Slurped side-by-side at the cupping table, one of Paradise's Panamanian brews has bright, acidic notes; a Brazilian variety is nutty, mellow; one from Sumatra is almost vegetal. "How much coffee do you guys drink?" I ask. Miguel laughs. "I don't drink that much, but I taste a lot," he says. "I've been in this business 10 years and I still don't have a tolerance for caffeine." His lanky frame seems to twitch just a little.
Miguel explains that the $300-a-pound price tag on his R. Miguel "Nectar" coffee is tied to its labor-intensive processing. As the coffee cherries are dried, they have to be raked about every 15 minutes for the first 24 to 48 hours. Then workers spend hours hand-sorting each batch before it's air-freighted to Miguel, who roasts it and then re-sorts it himself.

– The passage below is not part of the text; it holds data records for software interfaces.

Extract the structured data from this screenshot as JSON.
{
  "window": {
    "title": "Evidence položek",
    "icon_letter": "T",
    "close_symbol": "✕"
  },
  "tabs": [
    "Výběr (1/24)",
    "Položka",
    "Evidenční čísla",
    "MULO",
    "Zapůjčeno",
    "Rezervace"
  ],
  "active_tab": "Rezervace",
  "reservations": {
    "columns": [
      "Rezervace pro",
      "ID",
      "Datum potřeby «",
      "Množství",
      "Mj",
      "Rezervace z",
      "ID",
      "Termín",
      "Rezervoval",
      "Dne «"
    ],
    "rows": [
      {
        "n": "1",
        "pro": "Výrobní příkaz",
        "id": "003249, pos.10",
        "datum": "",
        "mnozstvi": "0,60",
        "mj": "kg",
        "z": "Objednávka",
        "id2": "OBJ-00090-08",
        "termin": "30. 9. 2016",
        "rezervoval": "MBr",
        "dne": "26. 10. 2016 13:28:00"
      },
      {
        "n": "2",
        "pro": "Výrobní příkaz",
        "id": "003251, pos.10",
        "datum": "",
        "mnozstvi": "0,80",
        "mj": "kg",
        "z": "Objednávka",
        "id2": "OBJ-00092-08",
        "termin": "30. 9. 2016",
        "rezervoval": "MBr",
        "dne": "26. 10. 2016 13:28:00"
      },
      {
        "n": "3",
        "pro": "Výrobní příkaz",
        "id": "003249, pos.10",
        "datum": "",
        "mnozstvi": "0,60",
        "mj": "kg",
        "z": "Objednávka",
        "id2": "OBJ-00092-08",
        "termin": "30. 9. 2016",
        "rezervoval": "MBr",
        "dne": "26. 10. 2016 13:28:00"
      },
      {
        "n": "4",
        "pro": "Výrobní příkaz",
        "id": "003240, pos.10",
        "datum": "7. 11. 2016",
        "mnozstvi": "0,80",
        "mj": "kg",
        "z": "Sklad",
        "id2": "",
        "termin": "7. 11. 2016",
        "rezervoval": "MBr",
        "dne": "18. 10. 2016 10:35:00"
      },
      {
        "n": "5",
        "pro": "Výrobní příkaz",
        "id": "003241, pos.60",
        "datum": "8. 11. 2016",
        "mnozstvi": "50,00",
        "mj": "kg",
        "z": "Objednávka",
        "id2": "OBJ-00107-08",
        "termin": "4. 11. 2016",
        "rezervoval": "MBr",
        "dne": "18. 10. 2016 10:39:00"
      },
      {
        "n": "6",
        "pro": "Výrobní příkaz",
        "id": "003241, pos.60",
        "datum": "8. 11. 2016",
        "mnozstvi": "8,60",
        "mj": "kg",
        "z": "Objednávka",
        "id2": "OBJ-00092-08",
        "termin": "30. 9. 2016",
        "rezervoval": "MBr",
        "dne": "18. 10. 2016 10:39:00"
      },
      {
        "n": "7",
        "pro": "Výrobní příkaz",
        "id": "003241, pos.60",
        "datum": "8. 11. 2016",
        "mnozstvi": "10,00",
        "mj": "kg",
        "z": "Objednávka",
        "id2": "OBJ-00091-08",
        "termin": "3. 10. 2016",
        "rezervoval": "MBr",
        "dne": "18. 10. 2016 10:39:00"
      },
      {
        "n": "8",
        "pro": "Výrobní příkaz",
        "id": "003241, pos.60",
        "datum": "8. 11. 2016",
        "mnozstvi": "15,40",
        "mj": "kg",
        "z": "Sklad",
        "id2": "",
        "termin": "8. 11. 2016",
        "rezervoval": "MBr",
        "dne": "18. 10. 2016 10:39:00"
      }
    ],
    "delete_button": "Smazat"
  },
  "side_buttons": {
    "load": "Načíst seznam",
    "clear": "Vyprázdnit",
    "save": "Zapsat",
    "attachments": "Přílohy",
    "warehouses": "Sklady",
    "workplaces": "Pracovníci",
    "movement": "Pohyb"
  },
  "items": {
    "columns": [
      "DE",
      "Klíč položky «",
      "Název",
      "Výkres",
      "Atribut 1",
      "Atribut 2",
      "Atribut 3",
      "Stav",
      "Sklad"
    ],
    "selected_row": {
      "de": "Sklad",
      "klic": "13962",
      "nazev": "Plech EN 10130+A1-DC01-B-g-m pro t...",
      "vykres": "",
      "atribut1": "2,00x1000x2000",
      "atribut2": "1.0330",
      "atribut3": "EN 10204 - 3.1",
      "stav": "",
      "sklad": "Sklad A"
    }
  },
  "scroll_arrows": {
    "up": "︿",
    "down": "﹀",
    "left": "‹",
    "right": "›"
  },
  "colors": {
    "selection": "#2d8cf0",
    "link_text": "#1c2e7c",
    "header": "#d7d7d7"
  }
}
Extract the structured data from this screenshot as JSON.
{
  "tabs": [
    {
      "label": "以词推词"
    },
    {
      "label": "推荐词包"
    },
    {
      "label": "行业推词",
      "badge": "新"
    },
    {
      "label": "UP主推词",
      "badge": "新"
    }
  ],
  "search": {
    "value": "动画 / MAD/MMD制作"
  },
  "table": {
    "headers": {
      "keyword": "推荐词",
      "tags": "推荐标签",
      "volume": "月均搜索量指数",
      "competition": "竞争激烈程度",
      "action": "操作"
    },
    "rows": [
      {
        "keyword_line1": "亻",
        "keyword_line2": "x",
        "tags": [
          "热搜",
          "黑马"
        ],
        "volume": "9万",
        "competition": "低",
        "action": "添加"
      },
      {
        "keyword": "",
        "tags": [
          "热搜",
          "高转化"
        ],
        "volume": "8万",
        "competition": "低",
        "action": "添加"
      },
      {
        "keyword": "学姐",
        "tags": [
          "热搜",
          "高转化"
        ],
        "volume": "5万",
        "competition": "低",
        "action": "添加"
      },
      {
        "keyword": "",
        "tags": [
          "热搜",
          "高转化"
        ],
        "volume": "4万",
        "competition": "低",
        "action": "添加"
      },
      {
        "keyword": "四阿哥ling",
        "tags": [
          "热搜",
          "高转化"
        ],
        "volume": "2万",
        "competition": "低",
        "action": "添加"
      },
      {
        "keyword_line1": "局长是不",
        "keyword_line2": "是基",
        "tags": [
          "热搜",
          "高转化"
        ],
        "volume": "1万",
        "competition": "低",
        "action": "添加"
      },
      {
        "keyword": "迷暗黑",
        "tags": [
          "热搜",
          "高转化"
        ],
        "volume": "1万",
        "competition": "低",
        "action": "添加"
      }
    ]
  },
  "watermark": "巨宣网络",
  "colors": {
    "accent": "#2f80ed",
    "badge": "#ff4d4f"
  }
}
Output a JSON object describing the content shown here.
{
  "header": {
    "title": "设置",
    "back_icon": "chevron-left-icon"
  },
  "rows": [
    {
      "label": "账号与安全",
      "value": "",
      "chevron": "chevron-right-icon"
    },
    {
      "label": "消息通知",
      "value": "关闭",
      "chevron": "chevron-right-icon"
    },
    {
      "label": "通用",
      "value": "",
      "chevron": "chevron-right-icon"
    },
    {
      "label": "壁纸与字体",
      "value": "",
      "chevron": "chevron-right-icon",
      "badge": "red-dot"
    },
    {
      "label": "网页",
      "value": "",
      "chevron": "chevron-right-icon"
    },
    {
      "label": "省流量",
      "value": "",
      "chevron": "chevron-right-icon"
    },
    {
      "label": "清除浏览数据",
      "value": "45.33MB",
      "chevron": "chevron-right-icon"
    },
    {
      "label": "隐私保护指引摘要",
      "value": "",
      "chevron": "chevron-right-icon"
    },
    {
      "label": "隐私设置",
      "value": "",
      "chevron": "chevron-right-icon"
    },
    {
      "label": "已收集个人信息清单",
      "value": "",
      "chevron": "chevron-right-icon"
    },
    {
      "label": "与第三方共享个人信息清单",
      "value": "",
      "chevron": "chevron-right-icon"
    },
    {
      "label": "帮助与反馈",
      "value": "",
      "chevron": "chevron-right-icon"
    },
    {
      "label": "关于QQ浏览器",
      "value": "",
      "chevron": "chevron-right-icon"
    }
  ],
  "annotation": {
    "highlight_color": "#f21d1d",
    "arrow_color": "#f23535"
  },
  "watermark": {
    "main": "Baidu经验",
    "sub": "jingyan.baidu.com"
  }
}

I slurp a spoonful of the Nectar, and it definitely has a more complex flavor than the others, with citrus notes, smoky tones, and a dozen other flavors. The coffee's most noticeable difference is its smooth finish—as soon as I swallow, there's a pleasantly light, clean aftertaste. But would I pay $6 a serving to drink this at home, versus 35 cents for the others?
Just then, the timer goes off on the roaster, and Miguel dashes over to push a few buttons. The beans spatter into a bin below—tat-tat-tat-tat-tat—like coins from a slot machine.